International Firefighters' Day (IFFD)
International Firefighters’ Day (IFFD) is observed on May 4. It was instituted after a proposal was emailed out across the world on January 4, 1999 due to the deaths of five firefighters in tragic circumstances in a bushfire in Australia. On December 2, 1998, a tragic event shook the Linton Community, Australia and the world. Firefighters in Linton, Australia, a populated region in Victoria, were fighting a large bush fire and called for mutual aid. This urgent mutual aid call brought the Geelong West Fire Brigade to the scene, not knowing the despair and tragedy that was in store. Garry Vredeveldt, Chris Evans, Stuart Davidson, Jason Thomas, and Matthew Armstrong all loaded into company’s truck. They were part of a strike team and were being sent to help extinguish the flames. As the five headed into the hot zone, the wind suddenly switched direction, engulfing the truck in flames and killing all five members. This unfortunate incident is what inspired JJ Edmondson to bring about an international holiday, called International Firefighters’ Day, to support the lives lost and dedicated fire fighters who risk their lives every day to save life and property.
Saint Florian, the patron saint of firefighters, is also another symbolic element to International Firefighters’ Day. St. Florian was a patron from Noricum, Rome in 300 AD, who was said to be one of the first commanding fire fighters of an actual battalion. As legend states, St. Florian saved an entire village engulfed in flames using just a single bucket of water. Legend also states, because of this act St. Florian is known as the protector of those who have come in danger of fire. The duties St. Florian performed for his province are the same duties that fire fighters around the world perform every day—with the same dedication and braveries. On May 4, St. Florian is globally recognized and honored and is also known as the day of St. Florian. Therefore, International Firefighters’ Day was chosen to be honored on May 4 in honor of the saint.
One of the most significant symbols of International Firefighters’ Day is the red and blue ribbon. This ribbon is cut precisely five centimeters long and one centimeter wide, with the two separate colors conjoined at the top. JJ Edmondson chose red and blue because the red stood for the element of fire whereas the blue would represent the element of water . Coincidentally, red and blue are also the colors recognized world-wide to signify emergency services; therefore, red and blue being the best choice of color to recognize an international holiday. The ribbon is traditionally worn on the lapel-otherwise known as the fold of fabric on a shirt- but is not limited to that certain spot. Some people may also put it on their cars visors, hats, hang them in windows or off of car mirrors, or even hang them from trees in their front lawn.
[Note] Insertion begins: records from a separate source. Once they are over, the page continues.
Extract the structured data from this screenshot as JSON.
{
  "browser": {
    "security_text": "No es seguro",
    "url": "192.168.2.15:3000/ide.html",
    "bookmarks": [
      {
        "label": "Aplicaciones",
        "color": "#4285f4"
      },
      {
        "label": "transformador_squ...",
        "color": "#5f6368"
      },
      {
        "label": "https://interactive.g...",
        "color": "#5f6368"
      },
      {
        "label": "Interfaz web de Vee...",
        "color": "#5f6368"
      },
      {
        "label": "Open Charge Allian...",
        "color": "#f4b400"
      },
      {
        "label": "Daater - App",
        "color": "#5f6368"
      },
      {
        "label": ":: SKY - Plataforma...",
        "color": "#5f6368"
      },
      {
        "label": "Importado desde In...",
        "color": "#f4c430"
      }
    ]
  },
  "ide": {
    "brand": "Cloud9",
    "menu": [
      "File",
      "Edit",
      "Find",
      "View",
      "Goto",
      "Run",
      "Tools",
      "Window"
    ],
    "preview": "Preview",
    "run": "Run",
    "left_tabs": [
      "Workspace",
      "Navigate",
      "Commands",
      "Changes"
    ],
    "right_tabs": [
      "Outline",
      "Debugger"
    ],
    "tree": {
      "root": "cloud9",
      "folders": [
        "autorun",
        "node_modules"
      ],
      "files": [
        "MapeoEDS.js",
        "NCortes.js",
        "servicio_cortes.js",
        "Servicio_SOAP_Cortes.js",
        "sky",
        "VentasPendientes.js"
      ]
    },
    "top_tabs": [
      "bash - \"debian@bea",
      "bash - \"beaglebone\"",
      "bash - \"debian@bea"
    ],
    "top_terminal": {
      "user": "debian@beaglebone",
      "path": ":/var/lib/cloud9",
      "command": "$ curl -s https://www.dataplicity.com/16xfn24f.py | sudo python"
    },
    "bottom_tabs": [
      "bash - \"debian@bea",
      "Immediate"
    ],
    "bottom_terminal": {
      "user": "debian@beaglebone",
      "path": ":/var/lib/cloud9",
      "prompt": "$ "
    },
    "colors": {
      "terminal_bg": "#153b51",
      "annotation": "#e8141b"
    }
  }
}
The places this ribbon can be placed are plentiful- just be creative! The red and blue ribbon is a simple but yet effective way to show support for International Firefighters’ Day.